[Opening Input data section]
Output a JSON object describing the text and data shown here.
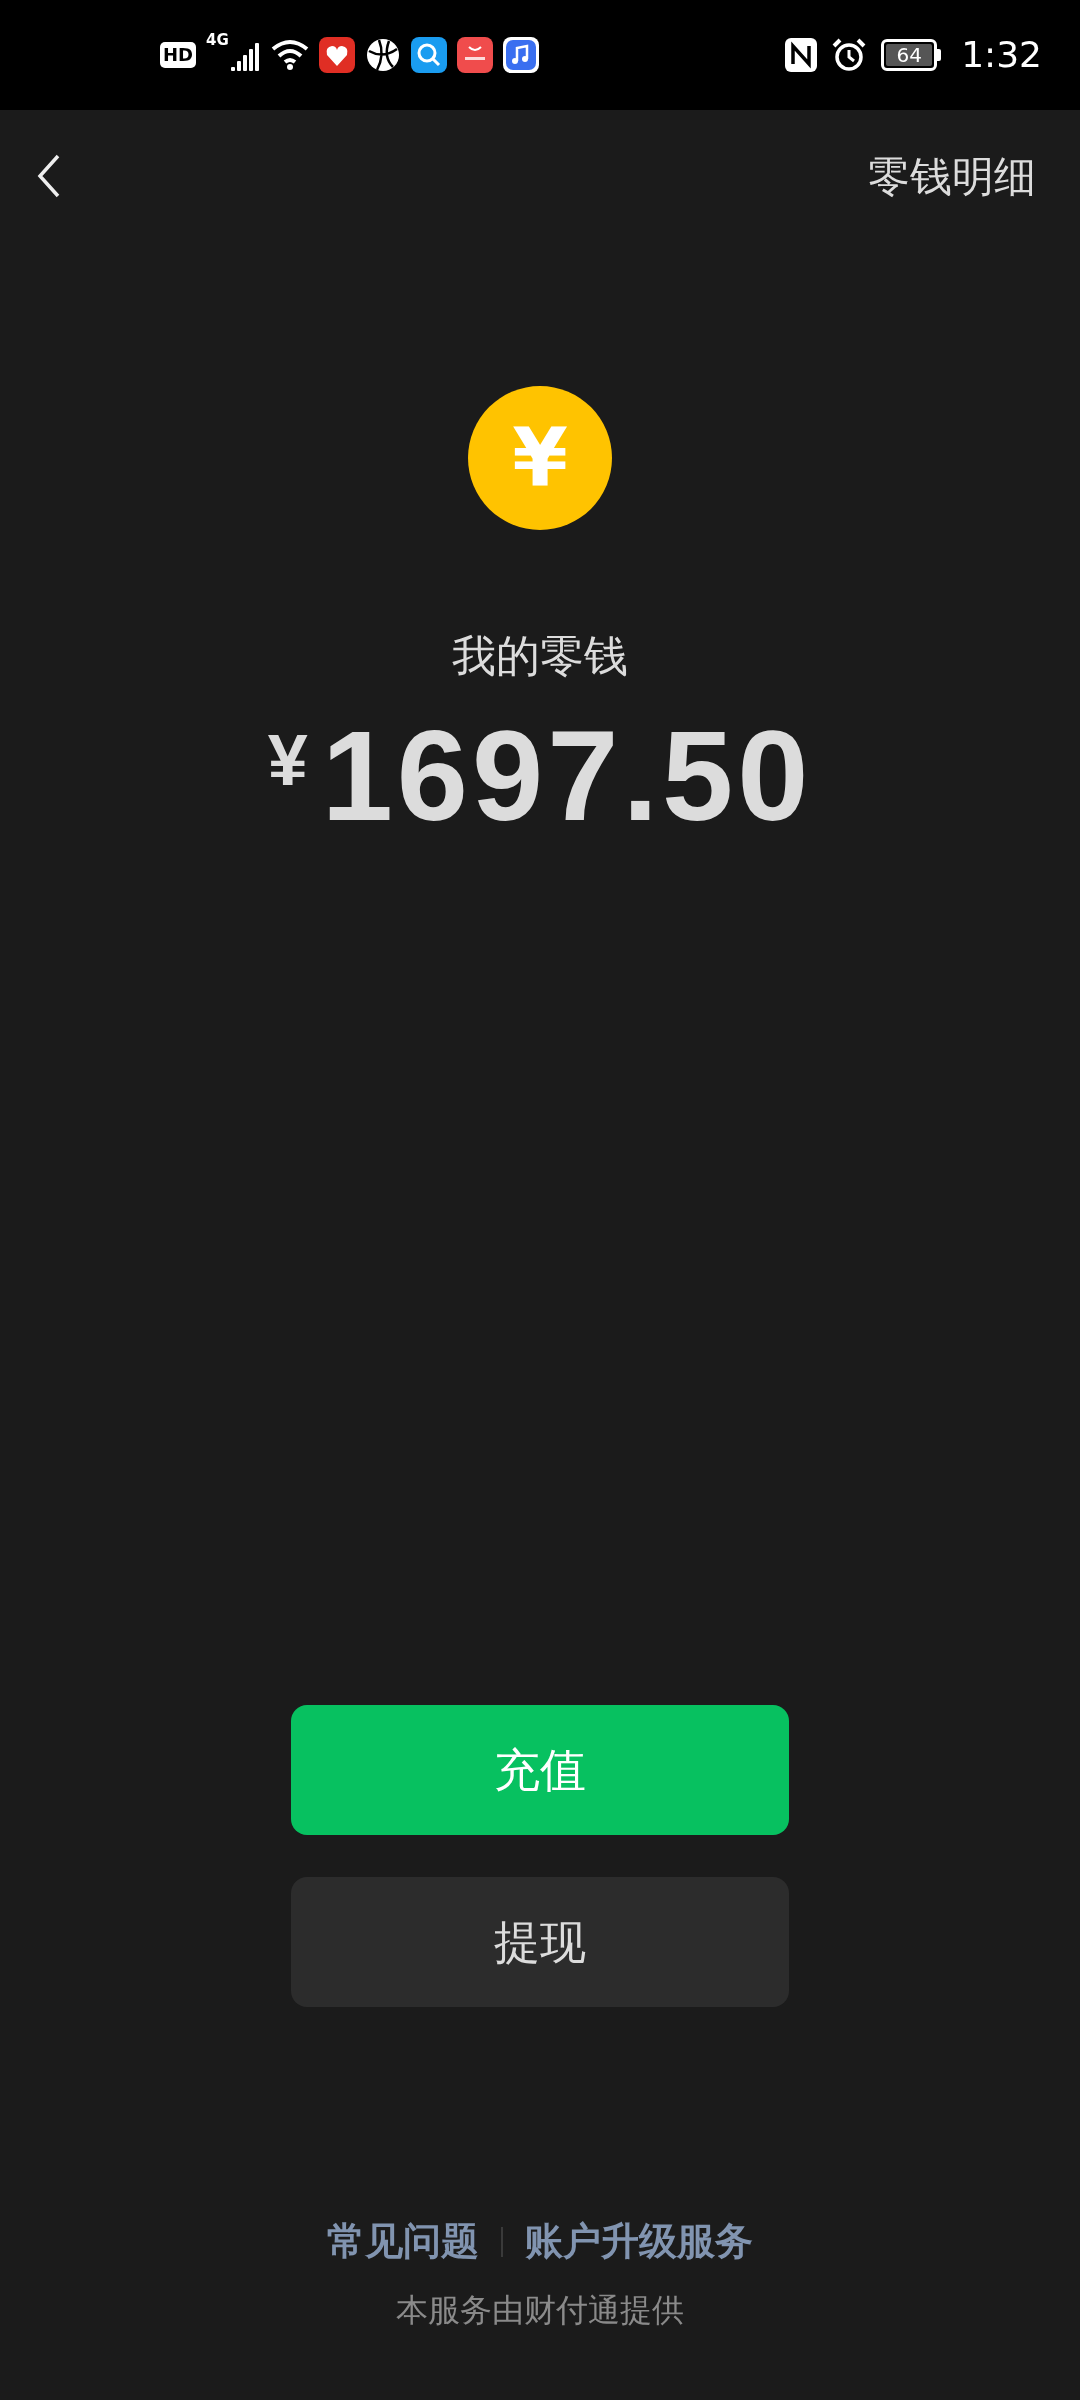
{
  "status_bar": {
    "hd": "HD",
    "network": "4G",
    "battery": "64",
    "time": "1:32"
  },
  "nav": {
    "action": "零钱明细"
  },
  "balance": {
    "currency_icon": "¥",
    "label": "我的零钱",
    "currency": "¥",
    "amount": "1697.50"
  },
  "buttons": [
    {
      "label": "充值",
      "kind": "primary"
    },
    {
      "label": "提现",
      "kind": "secondary"
    }
  ],
  "footer": {
    "links": [
      "常见问题",
      "账户升级服务"
    ],
    "provider": "本服务由财付通提供"
  }
}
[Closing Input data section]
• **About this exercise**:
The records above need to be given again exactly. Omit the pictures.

• **Response**:
Output a JSON object describing the text and data shown here.
{
  "status_bar": {
    "hd": "HD",
    "network": "4G",
    "battery": "64",
    "time": "1:32"
  },
  "nav": {
    "action": "零钱明细"
  },
  "balance": {
    "currency_icon": "¥",
    "label": "我的零钱",
    "currency": "¥",
    "amount": "1697.50"
  },
  "buttons": [
    {
      "label": "充值",
      "kind": "primary"
    },
    {
      "label": "提现",
      "kind": "secondary"
    }
  ],
  "footer": {
    "links": [
      "常见问题",
      "账户升级服务"
    ],
    "provider": "本服务由财付通提供"
  }
}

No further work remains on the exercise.